▶ What you are asked to do
Could you filter the listing for lines with the word "JSON" and return them?

▶ Exercise data

....

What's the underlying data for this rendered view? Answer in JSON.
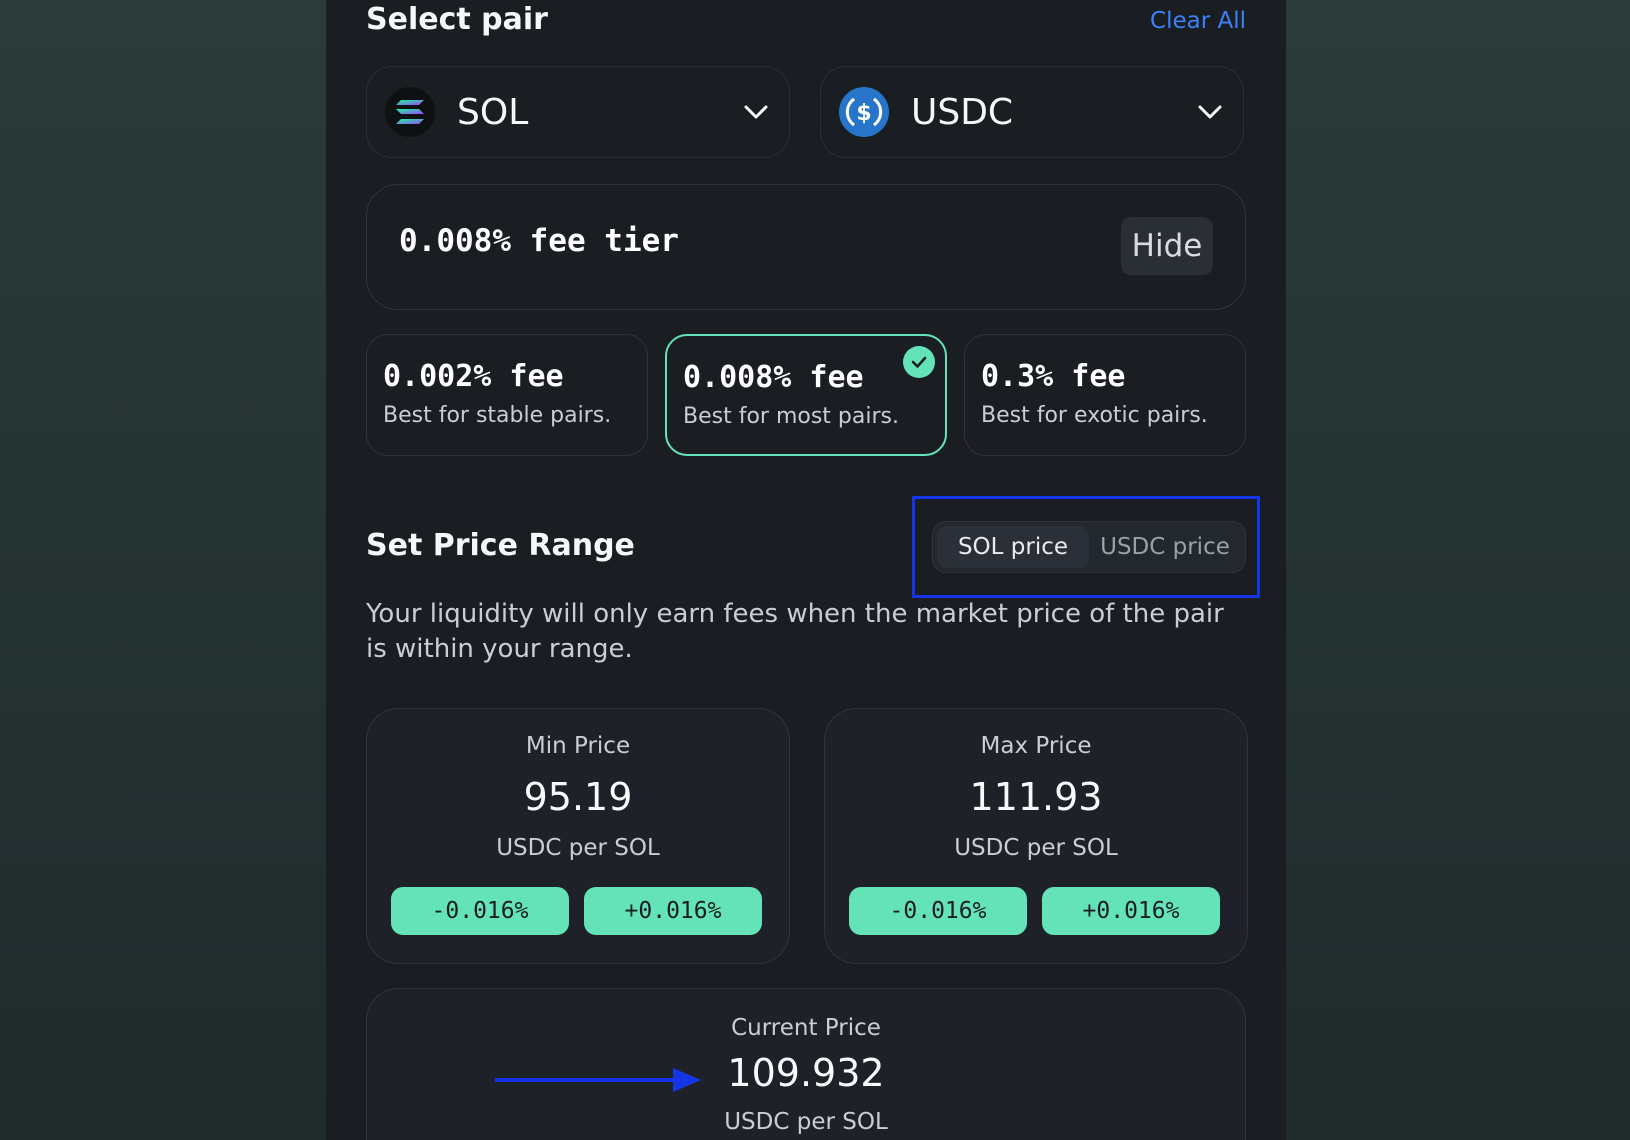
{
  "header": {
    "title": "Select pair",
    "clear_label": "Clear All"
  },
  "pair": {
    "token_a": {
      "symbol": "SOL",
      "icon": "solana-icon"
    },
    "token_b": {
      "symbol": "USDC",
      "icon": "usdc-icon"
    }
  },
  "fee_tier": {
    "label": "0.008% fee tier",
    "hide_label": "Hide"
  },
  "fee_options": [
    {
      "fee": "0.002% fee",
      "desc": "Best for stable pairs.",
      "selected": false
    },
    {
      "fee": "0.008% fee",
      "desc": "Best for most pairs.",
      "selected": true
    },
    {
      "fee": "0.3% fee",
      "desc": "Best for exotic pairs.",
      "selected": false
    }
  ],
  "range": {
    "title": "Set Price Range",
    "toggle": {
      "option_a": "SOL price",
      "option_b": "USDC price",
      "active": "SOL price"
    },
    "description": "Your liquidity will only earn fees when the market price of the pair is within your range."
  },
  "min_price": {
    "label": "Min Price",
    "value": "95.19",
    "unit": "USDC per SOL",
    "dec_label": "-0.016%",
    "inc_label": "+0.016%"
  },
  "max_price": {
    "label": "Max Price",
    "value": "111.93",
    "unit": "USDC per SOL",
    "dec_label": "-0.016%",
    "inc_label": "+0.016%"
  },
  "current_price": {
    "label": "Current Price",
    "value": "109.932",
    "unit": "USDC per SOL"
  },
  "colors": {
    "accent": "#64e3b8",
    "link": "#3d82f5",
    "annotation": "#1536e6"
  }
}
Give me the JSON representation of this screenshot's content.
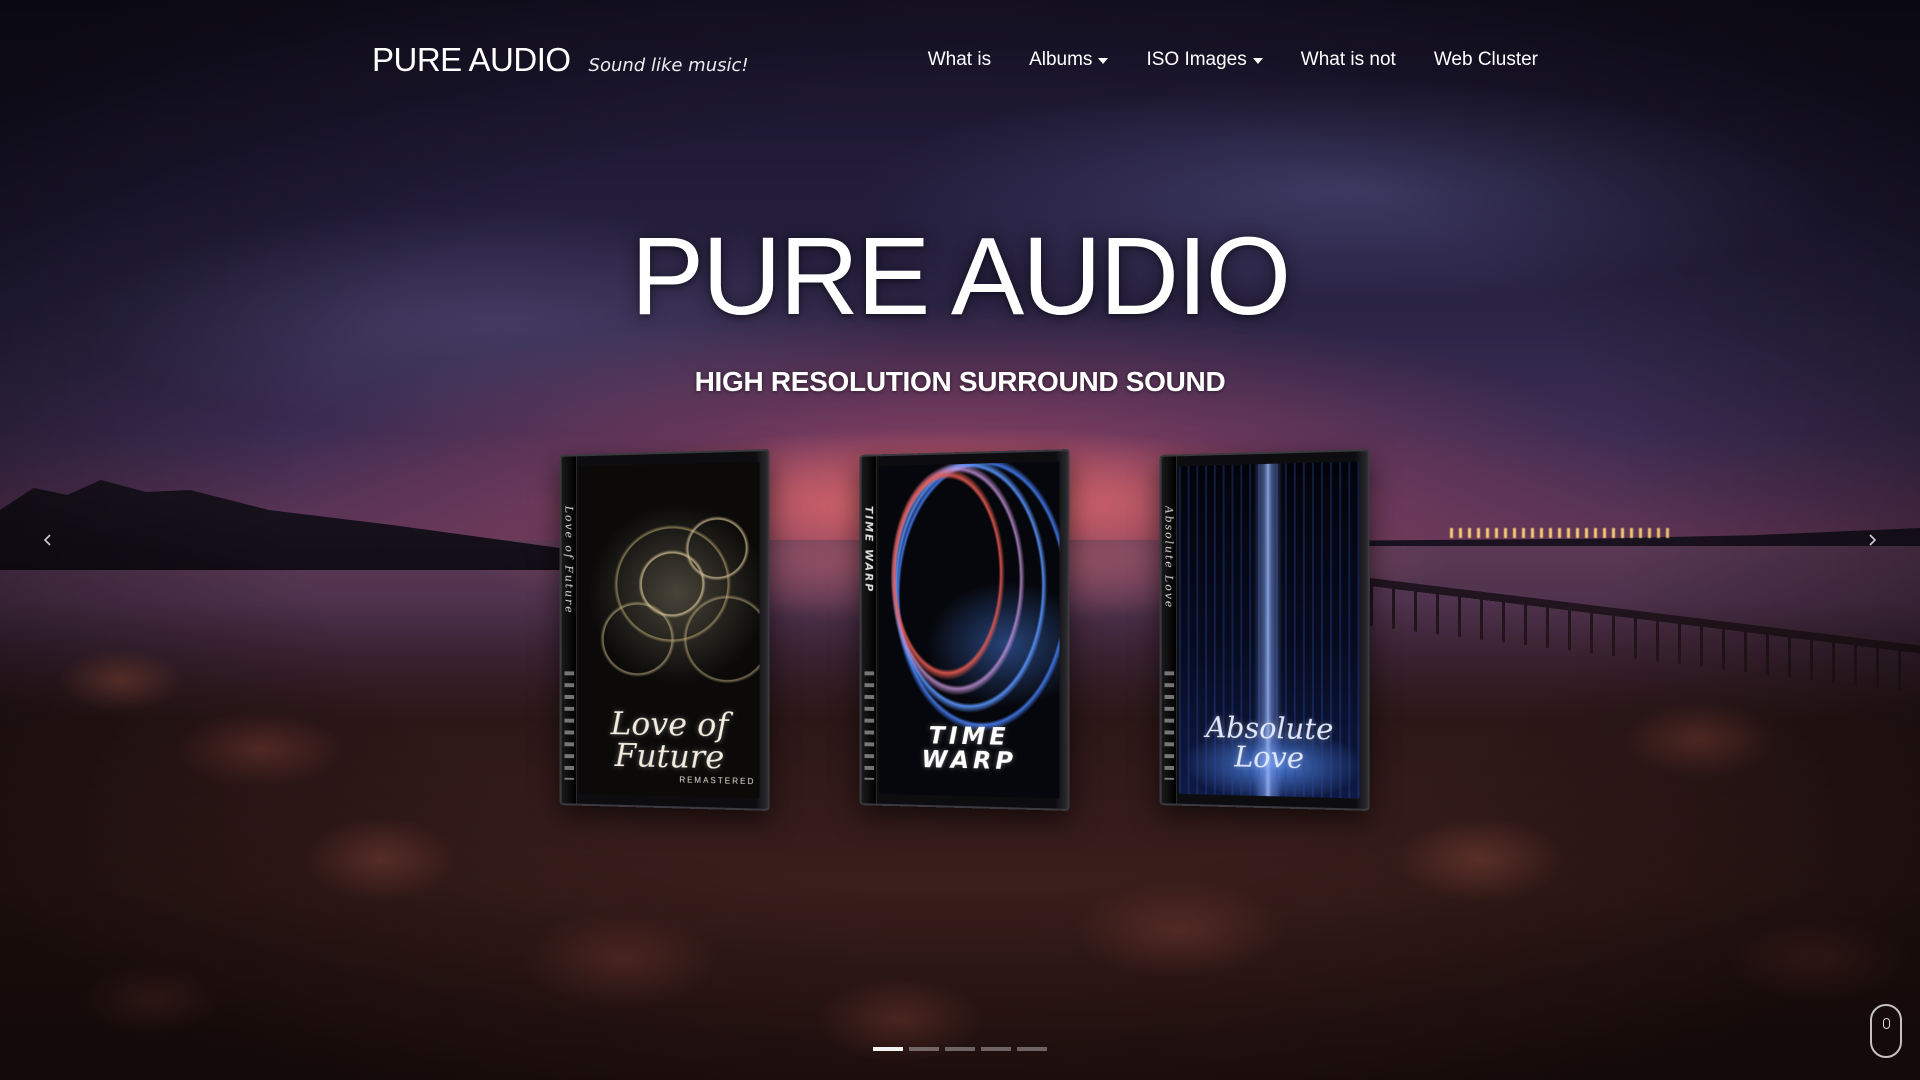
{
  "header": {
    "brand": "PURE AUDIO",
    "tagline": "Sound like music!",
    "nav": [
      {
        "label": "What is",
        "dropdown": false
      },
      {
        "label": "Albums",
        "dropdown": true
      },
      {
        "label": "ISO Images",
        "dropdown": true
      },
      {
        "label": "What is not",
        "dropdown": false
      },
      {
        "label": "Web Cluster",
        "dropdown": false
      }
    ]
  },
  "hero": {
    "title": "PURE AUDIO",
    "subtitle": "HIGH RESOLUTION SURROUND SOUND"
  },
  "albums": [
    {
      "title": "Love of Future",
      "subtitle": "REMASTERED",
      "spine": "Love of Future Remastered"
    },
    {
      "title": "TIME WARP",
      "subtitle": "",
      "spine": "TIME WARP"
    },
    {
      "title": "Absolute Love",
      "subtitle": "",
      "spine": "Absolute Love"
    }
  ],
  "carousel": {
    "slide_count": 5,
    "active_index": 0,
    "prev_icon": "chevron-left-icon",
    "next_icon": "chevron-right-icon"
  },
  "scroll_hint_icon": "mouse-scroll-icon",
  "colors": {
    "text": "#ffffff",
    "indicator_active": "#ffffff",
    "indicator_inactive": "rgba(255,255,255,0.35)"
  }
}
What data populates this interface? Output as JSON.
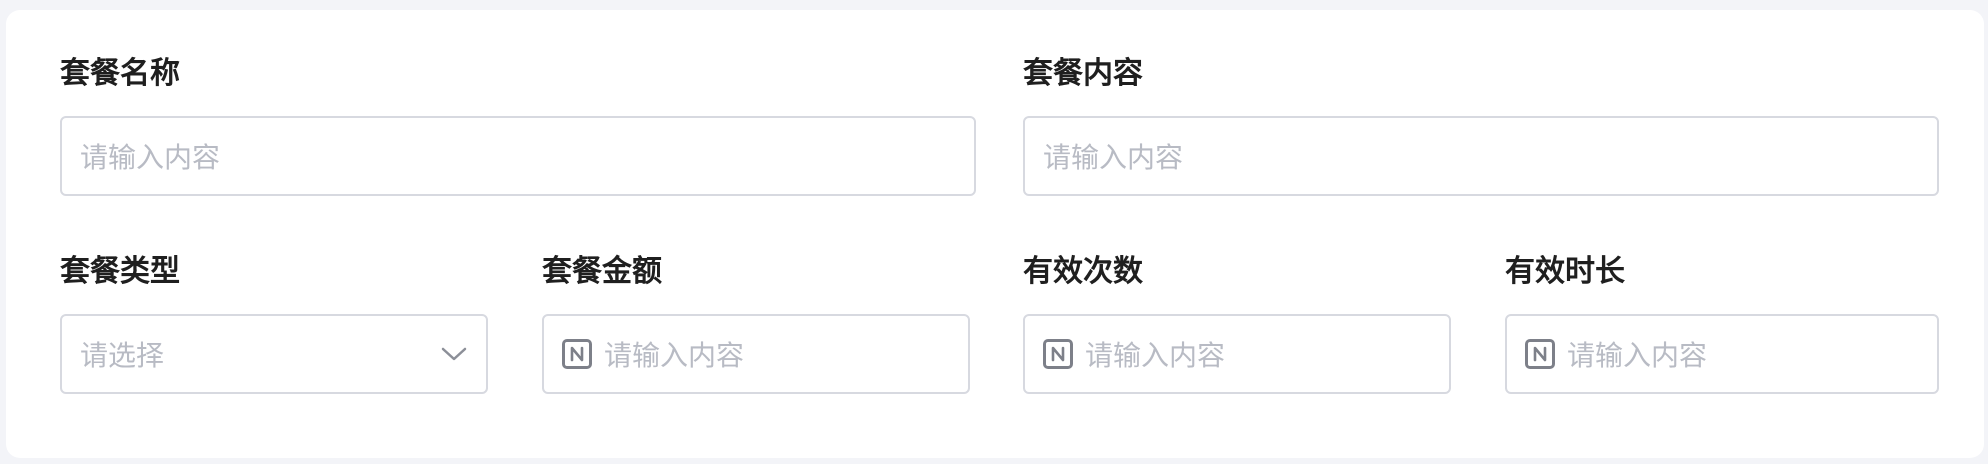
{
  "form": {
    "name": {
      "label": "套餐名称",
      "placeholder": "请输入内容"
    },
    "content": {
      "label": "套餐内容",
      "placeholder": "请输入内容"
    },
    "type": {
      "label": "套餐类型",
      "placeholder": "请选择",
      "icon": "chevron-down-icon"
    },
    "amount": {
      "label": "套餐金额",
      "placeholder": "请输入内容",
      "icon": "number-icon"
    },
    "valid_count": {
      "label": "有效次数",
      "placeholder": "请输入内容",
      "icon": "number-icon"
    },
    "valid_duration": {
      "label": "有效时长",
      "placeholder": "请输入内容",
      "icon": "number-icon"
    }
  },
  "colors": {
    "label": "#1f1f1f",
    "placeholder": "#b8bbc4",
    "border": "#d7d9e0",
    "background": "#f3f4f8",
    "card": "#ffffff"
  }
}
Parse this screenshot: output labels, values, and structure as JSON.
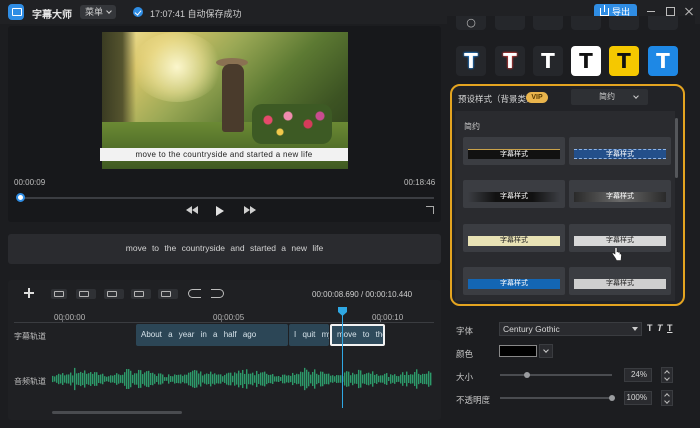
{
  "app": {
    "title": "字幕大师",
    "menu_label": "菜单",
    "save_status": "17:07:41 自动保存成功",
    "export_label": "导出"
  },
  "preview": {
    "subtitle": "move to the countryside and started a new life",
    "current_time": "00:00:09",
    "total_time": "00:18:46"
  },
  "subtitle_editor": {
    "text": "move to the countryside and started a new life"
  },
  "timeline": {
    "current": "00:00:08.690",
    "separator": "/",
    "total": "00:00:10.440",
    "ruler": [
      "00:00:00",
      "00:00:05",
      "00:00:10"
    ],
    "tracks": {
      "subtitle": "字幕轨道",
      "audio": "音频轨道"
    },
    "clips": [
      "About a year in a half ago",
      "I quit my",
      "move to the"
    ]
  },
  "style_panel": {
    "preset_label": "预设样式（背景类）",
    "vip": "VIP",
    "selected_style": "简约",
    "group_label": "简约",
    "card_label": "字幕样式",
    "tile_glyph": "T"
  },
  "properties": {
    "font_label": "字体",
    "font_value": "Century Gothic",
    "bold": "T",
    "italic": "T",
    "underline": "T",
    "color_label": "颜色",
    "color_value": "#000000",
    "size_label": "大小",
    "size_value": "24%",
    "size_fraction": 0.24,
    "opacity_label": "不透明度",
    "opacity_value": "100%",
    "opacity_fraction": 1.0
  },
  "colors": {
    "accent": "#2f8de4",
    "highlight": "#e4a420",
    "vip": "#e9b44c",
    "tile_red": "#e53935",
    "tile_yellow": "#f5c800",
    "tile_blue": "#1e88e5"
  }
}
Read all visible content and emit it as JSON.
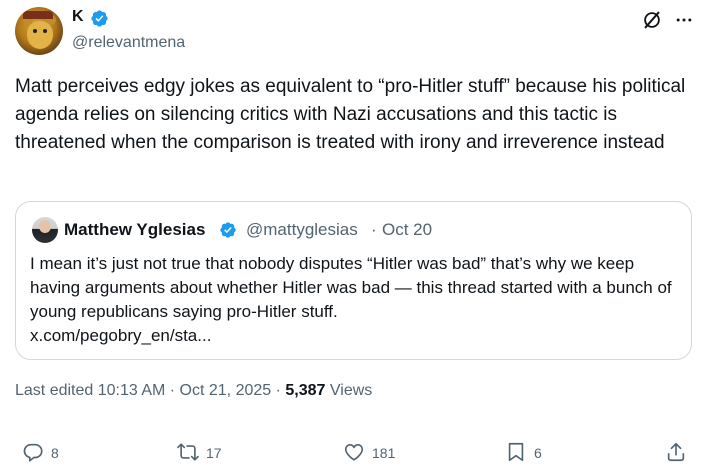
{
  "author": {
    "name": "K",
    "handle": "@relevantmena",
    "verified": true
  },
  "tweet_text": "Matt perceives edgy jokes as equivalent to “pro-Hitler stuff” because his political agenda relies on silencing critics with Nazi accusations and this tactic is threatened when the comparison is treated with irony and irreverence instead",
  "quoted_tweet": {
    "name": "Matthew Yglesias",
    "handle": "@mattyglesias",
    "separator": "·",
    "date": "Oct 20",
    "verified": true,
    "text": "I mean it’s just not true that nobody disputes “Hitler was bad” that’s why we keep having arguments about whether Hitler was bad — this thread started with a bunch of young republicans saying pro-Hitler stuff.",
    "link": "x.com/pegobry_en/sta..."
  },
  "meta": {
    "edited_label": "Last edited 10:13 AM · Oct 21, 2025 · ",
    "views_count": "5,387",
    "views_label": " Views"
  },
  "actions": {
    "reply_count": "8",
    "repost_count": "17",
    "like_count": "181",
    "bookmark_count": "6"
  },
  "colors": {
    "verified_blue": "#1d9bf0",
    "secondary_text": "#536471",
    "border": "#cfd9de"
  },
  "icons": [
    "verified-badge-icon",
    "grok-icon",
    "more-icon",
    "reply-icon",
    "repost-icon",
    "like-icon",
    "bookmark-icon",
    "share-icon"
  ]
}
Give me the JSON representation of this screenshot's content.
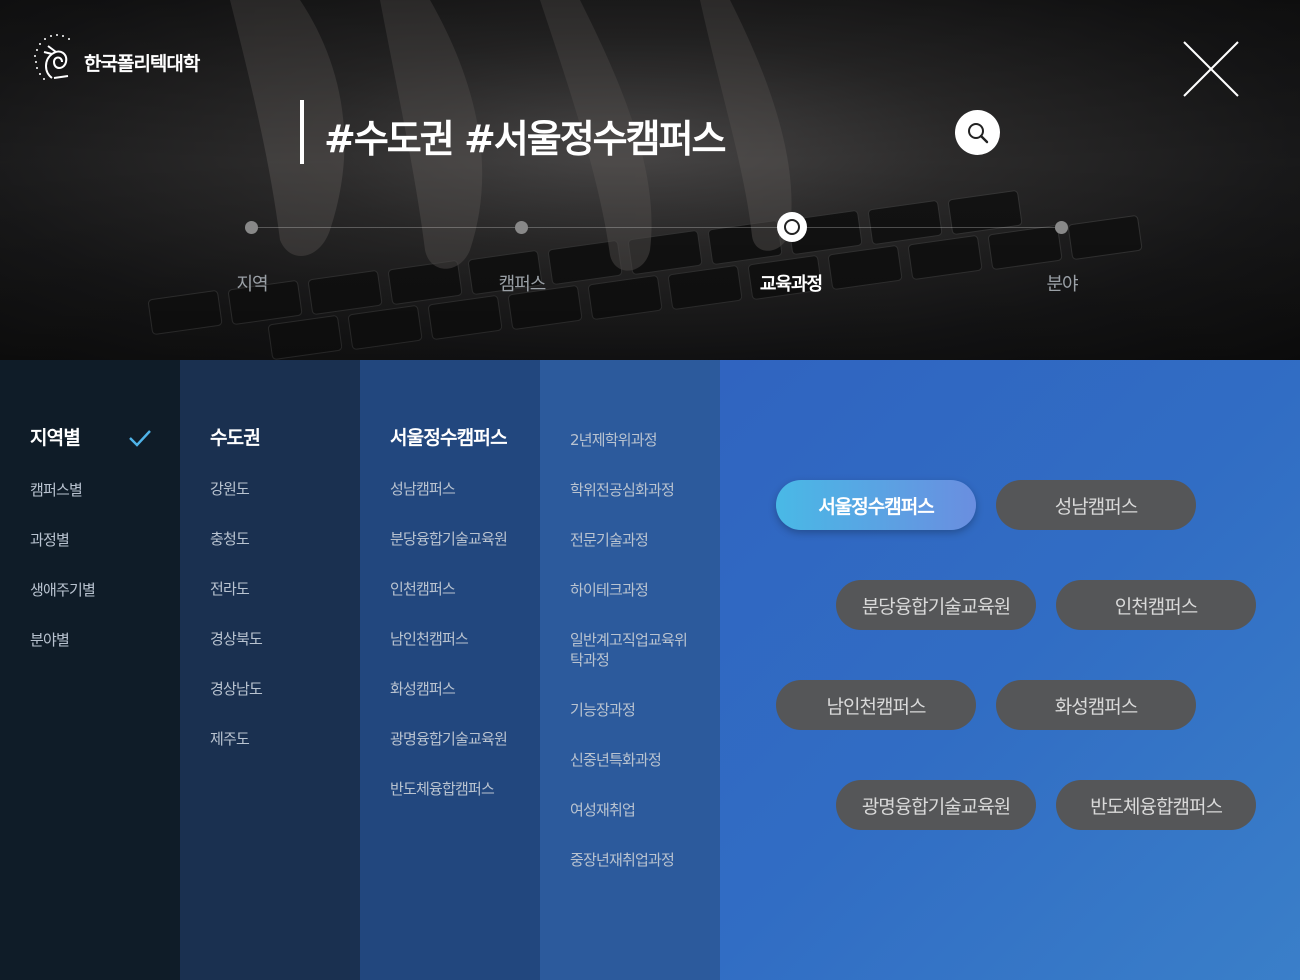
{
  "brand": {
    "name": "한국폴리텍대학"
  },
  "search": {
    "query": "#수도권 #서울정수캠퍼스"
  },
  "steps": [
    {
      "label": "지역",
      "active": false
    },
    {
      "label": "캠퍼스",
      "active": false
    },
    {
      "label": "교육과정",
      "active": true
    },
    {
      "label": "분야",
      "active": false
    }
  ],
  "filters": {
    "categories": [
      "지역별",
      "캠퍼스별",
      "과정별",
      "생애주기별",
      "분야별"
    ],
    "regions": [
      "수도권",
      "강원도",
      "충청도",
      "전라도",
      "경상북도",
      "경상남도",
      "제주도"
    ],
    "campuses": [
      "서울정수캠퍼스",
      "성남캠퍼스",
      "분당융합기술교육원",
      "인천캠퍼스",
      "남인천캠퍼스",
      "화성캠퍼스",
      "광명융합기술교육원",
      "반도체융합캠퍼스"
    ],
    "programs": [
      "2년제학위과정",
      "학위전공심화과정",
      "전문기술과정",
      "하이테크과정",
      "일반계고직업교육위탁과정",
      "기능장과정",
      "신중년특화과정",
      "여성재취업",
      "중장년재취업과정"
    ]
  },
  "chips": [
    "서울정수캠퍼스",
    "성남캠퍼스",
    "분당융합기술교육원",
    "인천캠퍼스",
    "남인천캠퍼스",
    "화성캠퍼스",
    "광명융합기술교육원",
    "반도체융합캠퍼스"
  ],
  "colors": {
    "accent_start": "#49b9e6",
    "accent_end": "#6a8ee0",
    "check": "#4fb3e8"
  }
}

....

▶ Problem solution
What's the underlying data for this rendered view? Answer in JSON.
Give me the JSON representation of this screenshot's content.
What data populates this interface? Output as JSON.
Parse this screenshot: output labels, values, and structure as JSON.
Read all visible content and emit it as JSON.
Give me the JSON representation of this screenshot's content.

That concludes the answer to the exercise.